[Dataset records]
········

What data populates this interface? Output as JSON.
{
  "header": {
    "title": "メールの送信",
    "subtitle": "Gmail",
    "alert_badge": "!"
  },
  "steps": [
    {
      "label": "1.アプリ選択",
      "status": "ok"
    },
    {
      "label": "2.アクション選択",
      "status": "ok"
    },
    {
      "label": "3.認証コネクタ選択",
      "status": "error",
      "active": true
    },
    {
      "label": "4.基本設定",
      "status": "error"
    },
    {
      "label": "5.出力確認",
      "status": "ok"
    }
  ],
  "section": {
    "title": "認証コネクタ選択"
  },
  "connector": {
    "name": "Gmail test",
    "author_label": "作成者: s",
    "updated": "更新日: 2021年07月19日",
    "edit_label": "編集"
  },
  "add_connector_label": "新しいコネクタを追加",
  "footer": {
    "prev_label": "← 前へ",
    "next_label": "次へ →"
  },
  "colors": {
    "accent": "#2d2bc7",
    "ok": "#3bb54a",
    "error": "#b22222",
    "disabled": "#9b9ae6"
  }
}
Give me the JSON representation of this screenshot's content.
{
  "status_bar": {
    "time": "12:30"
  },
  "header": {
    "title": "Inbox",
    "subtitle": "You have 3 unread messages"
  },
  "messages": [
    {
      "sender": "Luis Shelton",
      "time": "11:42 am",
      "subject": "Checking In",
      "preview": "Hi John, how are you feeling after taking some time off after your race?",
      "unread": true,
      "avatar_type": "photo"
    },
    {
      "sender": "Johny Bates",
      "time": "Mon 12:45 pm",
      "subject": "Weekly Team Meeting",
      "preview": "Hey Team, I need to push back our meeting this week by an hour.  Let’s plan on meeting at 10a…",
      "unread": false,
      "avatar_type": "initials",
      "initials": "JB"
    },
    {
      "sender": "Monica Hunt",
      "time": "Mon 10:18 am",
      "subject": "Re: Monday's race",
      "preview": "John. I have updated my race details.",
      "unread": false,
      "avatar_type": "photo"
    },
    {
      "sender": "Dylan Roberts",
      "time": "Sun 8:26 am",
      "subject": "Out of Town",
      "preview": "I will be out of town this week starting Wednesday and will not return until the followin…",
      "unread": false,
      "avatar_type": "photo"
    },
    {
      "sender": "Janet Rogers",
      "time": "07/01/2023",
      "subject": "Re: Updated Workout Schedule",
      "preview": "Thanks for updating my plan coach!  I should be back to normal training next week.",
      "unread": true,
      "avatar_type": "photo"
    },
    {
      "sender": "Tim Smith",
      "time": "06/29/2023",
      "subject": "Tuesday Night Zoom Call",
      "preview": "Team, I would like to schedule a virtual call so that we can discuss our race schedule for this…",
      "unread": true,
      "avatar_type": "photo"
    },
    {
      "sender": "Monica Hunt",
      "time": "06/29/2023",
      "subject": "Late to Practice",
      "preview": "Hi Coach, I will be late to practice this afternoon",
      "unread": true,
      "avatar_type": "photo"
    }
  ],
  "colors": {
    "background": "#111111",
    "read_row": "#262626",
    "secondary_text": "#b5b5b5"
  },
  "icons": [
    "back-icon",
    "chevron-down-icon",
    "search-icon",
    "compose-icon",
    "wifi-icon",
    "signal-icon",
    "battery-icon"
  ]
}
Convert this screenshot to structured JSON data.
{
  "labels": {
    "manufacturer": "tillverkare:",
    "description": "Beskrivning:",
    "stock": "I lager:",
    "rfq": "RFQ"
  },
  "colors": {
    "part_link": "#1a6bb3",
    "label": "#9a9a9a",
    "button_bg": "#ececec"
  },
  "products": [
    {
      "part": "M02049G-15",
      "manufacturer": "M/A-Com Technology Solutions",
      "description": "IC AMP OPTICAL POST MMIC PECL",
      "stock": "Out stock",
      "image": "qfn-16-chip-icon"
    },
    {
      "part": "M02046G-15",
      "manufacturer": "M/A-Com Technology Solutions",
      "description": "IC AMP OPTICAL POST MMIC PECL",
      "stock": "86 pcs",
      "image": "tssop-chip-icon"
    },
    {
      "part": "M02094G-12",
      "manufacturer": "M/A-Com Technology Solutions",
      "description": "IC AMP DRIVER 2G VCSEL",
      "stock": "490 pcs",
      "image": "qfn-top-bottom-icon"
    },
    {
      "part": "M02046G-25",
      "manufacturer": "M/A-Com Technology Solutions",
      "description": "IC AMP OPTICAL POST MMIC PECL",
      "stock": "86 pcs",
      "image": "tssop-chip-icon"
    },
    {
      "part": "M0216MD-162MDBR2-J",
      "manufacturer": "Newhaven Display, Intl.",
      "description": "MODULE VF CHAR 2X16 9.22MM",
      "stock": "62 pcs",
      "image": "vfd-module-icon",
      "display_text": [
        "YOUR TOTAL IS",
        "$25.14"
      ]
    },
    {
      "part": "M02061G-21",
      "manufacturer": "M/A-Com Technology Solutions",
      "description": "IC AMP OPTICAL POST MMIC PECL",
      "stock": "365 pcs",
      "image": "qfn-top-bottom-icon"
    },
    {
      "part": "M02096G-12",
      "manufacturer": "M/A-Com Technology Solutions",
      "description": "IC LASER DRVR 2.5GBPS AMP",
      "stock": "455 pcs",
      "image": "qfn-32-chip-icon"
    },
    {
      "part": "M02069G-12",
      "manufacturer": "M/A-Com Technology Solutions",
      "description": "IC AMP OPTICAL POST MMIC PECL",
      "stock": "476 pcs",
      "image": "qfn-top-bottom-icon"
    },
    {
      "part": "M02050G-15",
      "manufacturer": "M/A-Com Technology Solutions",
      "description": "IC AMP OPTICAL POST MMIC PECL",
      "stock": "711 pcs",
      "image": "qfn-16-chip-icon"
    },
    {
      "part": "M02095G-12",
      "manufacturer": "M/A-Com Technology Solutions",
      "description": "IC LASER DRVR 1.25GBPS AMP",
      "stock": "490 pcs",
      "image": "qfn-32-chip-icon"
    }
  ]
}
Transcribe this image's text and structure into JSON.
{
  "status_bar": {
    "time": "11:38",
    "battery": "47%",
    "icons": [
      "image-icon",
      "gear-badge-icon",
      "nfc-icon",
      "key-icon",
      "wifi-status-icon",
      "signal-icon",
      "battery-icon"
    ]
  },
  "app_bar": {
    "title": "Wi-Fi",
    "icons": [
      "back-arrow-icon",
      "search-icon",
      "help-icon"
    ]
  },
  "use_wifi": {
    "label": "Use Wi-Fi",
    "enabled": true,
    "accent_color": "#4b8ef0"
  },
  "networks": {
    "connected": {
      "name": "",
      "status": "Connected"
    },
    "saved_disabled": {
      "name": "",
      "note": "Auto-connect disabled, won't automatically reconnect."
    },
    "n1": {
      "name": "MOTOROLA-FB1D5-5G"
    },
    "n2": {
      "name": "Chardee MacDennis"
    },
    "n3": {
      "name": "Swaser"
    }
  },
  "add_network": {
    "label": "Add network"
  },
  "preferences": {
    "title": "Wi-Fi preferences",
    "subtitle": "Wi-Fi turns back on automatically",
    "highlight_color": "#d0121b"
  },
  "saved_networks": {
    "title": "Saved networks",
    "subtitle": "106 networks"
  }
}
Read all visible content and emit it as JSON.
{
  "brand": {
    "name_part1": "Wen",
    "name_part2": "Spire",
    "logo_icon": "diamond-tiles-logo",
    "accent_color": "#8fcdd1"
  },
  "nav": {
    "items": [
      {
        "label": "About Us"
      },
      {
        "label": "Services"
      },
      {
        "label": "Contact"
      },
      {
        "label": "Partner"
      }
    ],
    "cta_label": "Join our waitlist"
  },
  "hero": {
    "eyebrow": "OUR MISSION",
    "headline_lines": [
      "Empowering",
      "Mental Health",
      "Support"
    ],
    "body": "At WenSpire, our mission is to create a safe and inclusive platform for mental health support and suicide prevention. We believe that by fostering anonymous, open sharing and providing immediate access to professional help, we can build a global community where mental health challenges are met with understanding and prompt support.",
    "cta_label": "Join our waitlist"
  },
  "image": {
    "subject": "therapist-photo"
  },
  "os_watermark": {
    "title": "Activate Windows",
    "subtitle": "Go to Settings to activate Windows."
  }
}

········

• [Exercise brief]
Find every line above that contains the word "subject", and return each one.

• [Your response]
      "subject": "Checking In",
      "subject": "Weekly Team Meeting",
      "subject": "Re: Monday's race",
      "subject": "Out of Town",
      "subject": "Re: Updated Workout Schedule",
      "subject": "Tuesday Night Zoom Call",
      "subject": "Late to Practice",
    "subject": "therapist-photo"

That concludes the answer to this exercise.